WHAT THIS TASK INVOLVES: Some lines in the listing hold the word "rgba". Return each of them.

(SUPPLIED MATERIAL Opens)

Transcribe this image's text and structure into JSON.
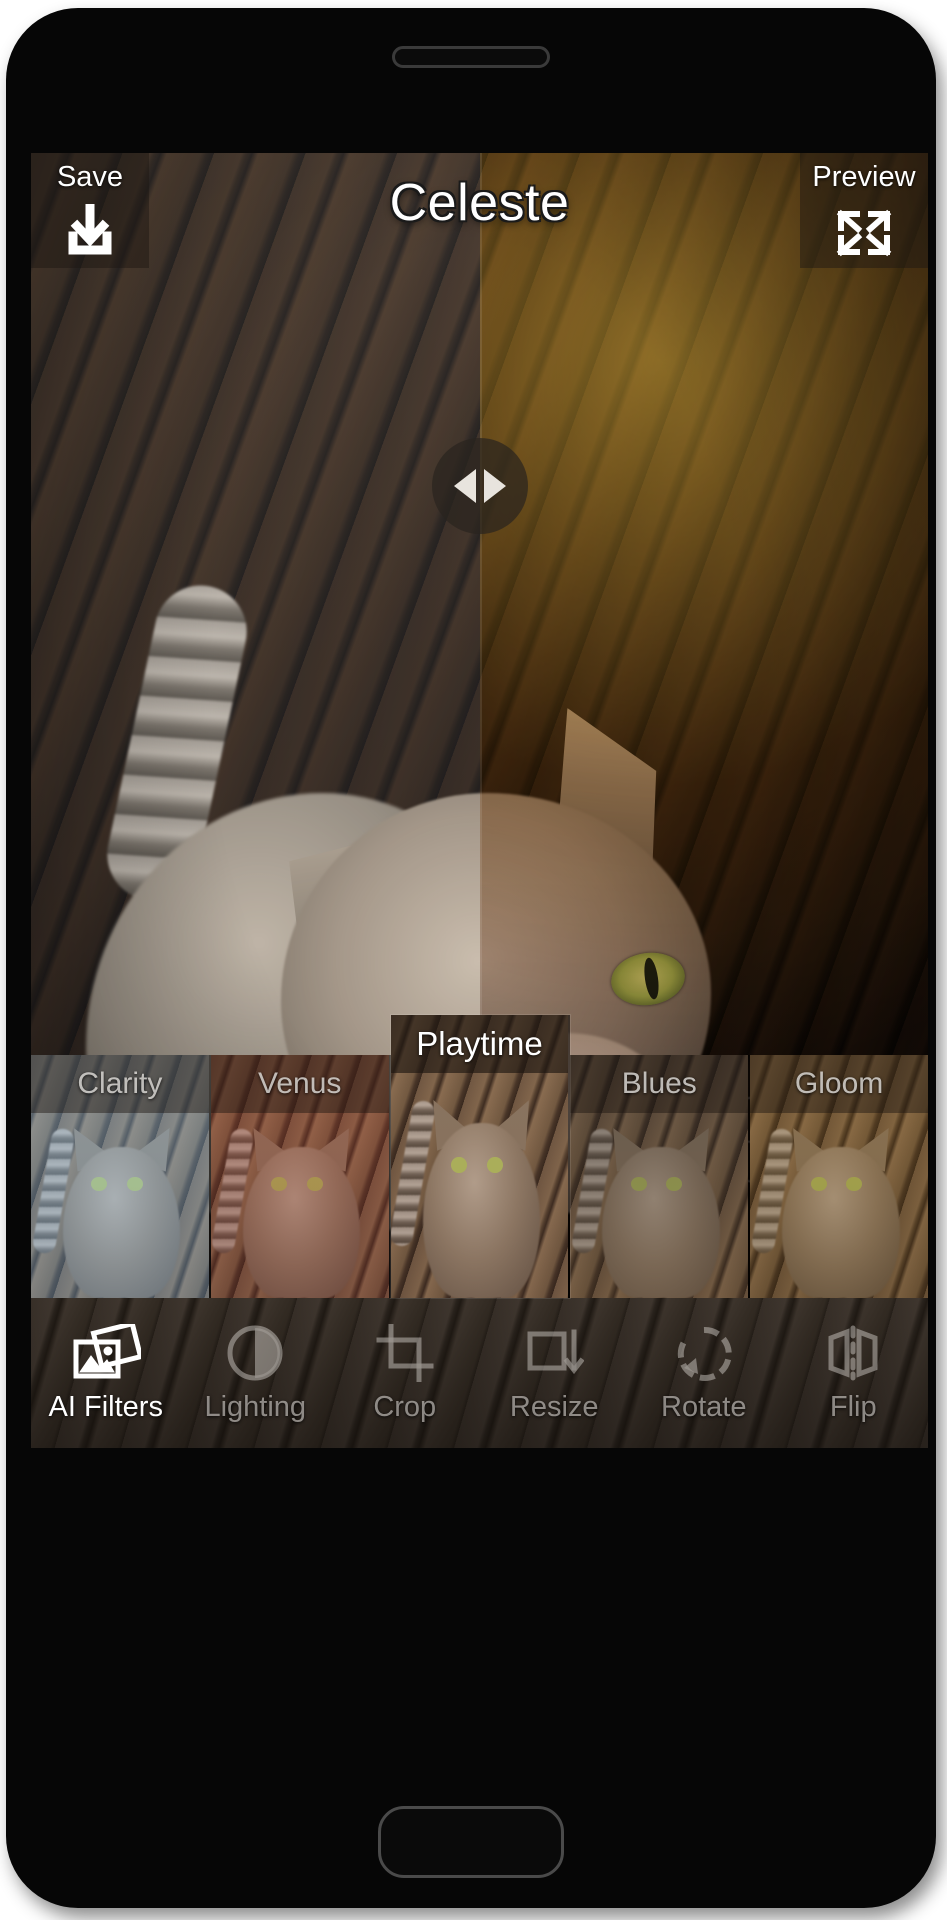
{
  "app": {
    "title": "Celeste",
    "type": "photo-editor"
  },
  "topbar": {
    "save": {
      "label": "Save",
      "icon": "download-icon"
    },
    "preview": {
      "label": "Preview",
      "icon": "expand-arrows-icon"
    }
  },
  "compare_slider": {
    "handle_icon": "left-right-arrows-icon",
    "position_percent": 50
  },
  "filters": {
    "selected": "Playtime",
    "items": [
      {
        "label": "Clarity",
        "selected": false,
        "tint": "linear-gradient(180deg, rgba(150,185,215,0.45), rgba(120,155,190,0.40))"
      },
      {
        "label": "Venus",
        "selected": false,
        "tint": "linear-gradient(180deg, rgba(170,75,55,0.40), rgba(120,55,45,0.42))"
      },
      {
        "label": "Playtime",
        "selected": true,
        "tint": "linear-gradient(180deg, rgba(140,95,70,0.22), rgba(110,70,55,0.26))"
      },
      {
        "label": "Blues",
        "selected": false,
        "tint": "linear-gradient(180deg, rgba(60,50,45,0.46), rgba(90,65,45,0.40))"
      },
      {
        "label": "Gloom",
        "selected": false,
        "tint": "linear-gradient(180deg, rgba(145,100,40,0.34), rgba(95,65,30,0.40))"
      }
    ]
  },
  "toolbar": {
    "active": "AI Filters",
    "items": [
      {
        "label": "AI Filters",
        "icon": "photo-stack-icon",
        "active": true
      },
      {
        "label": "Lighting",
        "icon": "half-circle-icon",
        "active": false
      },
      {
        "label": "Crop",
        "icon": "crop-icon",
        "active": false
      },
      {
        "label": "Resize",
        "icon": "resize-icon",
        "active": false
      },
      {
        "label": "Rotate",
        "icon": "rotate-icon",
        "active": false
      },
      {
        "label": "Flip",
        "icon": "flip-icon",
        "active": false
      }
    ]
  },
  "colors": {
    "accent_white": "#ffffff",
    "dim_label": "rgba(216,212,206,0.62)",
    "panel_overlay": "rgba(30,24,18,0.48)",
    "phone_body": "#060606"
  }
}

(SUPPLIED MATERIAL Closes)

RESPONSE BOX:
        "tint": "linear-gradient(180deg, rgba(150,185,215,0.45), rgba(120,155,190,0.40))"
        "tint": "linear-gradient(180deg, rgba(170,75,55,0.40), rgba(120,55,45,0.42))"
        "tint": "linear-gradient(180deg, rgba(140,95,70,0.22), rgba(110,70,55,0.26))"
        "tint": "linear-gradient(180deg, rgba(60,50,45,0.46), rgba(90,65,45,0.40))"
        "tint": "linear-gradient(180deg, rgba(145,100,40,0.34), rgba(95,65,30,0.40))"
    "dim_label": "rgba(216,212,206,0.62)",
    "panel_overlay": "rgba(30,24,18,0.48)",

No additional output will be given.